Only the records, repeated exactly, should make up the response.

---- DATA RECORDS

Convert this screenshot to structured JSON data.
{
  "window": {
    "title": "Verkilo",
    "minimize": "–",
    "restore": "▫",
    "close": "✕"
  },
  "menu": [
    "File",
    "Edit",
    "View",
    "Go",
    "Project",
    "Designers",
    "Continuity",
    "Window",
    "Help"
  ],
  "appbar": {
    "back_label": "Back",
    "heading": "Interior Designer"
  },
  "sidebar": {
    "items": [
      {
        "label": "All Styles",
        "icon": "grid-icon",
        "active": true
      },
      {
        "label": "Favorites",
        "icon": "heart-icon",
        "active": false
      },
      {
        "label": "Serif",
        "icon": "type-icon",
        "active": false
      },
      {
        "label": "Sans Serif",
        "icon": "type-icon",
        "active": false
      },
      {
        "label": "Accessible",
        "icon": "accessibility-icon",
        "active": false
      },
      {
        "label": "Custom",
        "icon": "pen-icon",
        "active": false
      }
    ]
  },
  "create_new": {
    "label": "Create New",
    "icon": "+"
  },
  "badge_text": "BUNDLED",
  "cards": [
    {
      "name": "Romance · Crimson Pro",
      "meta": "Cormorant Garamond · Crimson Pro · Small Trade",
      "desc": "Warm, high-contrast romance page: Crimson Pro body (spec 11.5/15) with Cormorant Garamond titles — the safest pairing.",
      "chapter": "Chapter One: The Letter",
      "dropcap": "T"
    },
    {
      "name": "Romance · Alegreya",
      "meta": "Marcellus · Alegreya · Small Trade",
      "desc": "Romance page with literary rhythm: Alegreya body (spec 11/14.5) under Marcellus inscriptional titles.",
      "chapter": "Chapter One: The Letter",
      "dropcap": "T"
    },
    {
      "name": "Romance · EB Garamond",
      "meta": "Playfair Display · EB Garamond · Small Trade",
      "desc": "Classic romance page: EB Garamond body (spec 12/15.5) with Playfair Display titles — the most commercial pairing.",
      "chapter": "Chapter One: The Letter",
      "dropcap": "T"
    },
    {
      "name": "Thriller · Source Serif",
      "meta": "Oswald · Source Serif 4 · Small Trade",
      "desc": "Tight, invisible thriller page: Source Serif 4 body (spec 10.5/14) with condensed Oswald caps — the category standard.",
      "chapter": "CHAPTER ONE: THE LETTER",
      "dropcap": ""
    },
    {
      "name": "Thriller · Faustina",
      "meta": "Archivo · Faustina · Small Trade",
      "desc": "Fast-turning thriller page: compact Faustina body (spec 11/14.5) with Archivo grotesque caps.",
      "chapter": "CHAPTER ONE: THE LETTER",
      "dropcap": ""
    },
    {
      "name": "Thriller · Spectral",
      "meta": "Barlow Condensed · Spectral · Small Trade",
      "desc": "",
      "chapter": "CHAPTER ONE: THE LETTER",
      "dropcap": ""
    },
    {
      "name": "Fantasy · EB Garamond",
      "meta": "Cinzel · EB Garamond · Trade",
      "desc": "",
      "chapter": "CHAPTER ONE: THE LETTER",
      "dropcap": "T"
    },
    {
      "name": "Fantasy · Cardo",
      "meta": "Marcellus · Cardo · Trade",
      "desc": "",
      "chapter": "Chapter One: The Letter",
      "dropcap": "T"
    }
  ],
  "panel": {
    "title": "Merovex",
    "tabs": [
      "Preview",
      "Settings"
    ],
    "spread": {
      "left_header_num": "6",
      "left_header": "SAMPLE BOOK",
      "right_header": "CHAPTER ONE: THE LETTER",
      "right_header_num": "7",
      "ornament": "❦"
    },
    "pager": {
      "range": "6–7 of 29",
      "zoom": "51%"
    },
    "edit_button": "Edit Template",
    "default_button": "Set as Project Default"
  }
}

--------

▸ **EXERCISE RESULT**:
Convert this screenshot to structured JSON data.
{
  "window": {
    "title": "Verkilo",
    "minimize": "–",
    "restore": "▫",
    "close": "✕"
  },
  "menu": [
    "File",
    "Edit",
    "View",
    "Go",
    "Project",
    "Designers",
    "Continuity",
    "Window",
    "Help"
  ],
  "appbar": {
    "back_label": "Back",
    "heading": "Interior Designer"
  },
  "sidebar": {
    "items": [
      {
        "label": "All Styles",
        "icon": "grid-icon",
        "active": true
      },
      {
        "label": "Favorites",
        "icon": "heart-icon",
        "active": false
      },
      {
        "label": "Serif",
        "icon": "type-icon",
        "active": false
      },
      {
        "label": "Sans Serif",
        "icon": "type-icon",
        "active": false
      },
      {
        "label": "Accessible",
        "icon": "accessibility-icon",
        "active": false
      },
      {
        "label": "Custom",
        "icon": "pen-icon",
        "active": false
      }
    ]
  },
  "create_new": {
    "label": "Create New",
    "icon": "+"
  },
  "badge_text": "BUNDLED",
  "cards": [
    {
      "name": "Romance · Crimson Pro",
      "meta": "Cormorant Garamond · Crimson Pro · Small Trade",
      "desc": "Warm, high-contrast romance page: Crimson Pro body (spec 11.5/15) with Cormorant Garamond titles — the safest pairing.",
      "chapter": "Chapter One: The Letter",
      "dropcap": "T"
    },
    {
      "name": "Romance · Alegreya",
      "meta": "Marcellus · Alegreya · Small Trade",
      "desc": "Romance page with literary rhythm: Alegreya body (spec 11/14.5) under Marcellus inscriptional titles.",
      "chapter": "Chapter One: The Letter",
      "dropcap": "T"
    },
    {
      "name": "Romance · EB Garamond",
      "meta": "Playfair Display · EB Garamond · Small Trade",
      "desc": "Classic romance page: EB Garamond body (spec 12/15.5) with Playfair Display titles — the most commercial pairing.",
      "chapter": "Chapter One: The Letter",
      "dropcap": "T"
    },
    {
      "name": "Thriller · Source Serif",
      "meta": "Oswald · Source Serif 4 · Small Trade",
      "desc": "Tight, invisible thriller page: Source Serif 4 body (spec 10.5/14) with condensed Oswald caps — the category standard.",
      "chapter": "CHAPTER ONE: THE LETTER",
      "dropcap": ""
    },
    {
      "name": "Thriller · Faustina",
      "meta": "Archivo · Faustina · Small Trade",
      "desc": "Fast-turning thriller page: compact Faustina body (spec 11/14.5) with Archivo grotesque caps.",
      "chapter": "CHAPTER ONE: THE LETTER",
      "dropcap": ""
    },
    {
      "name": "Thriller · Spectral",
      "meta": "Barlow Condensed · Spectral · Small Trade",
      "desc": "",
      "chapter": "CHAPTER ONE: THE LETTER",
      "dropcap": ""
    },
    {
      "name": "Fantasy · EB Garamond",
      "meta": "Cinzel · EB Garamond · Trade",
      "desc": "",
      "chapter": "CHAPTER ONE: THE LETTER",
      "dropcap": "T"
    },
    {
      "name": "Fantasy · Cardo",
      "meta": "Marcellus · Cardo · Trade",
      "desc": "",
      "chapter": "Chapter One: The Letter",
      "dropcap": "T"
    }
  ],
  "panel": {
    "title": "Merovex",
    "tabs": [
      "Preview",
      "Settings"
    ],
    "spread": {
      "left_header_num": "6",
      "left_header": "SAMPLE BOOK",
      "right_header": "CHAPTER ONE: THE LETTER",
      "right_header_num": "7",
      "ornament": "❦"
    },
    "pager": {
      "range": "6–7 of 29",
      "zoom": "51%"
    },
    "edit_button": "Edit Template",
    "default_button": "Set as Project Default"
  }
}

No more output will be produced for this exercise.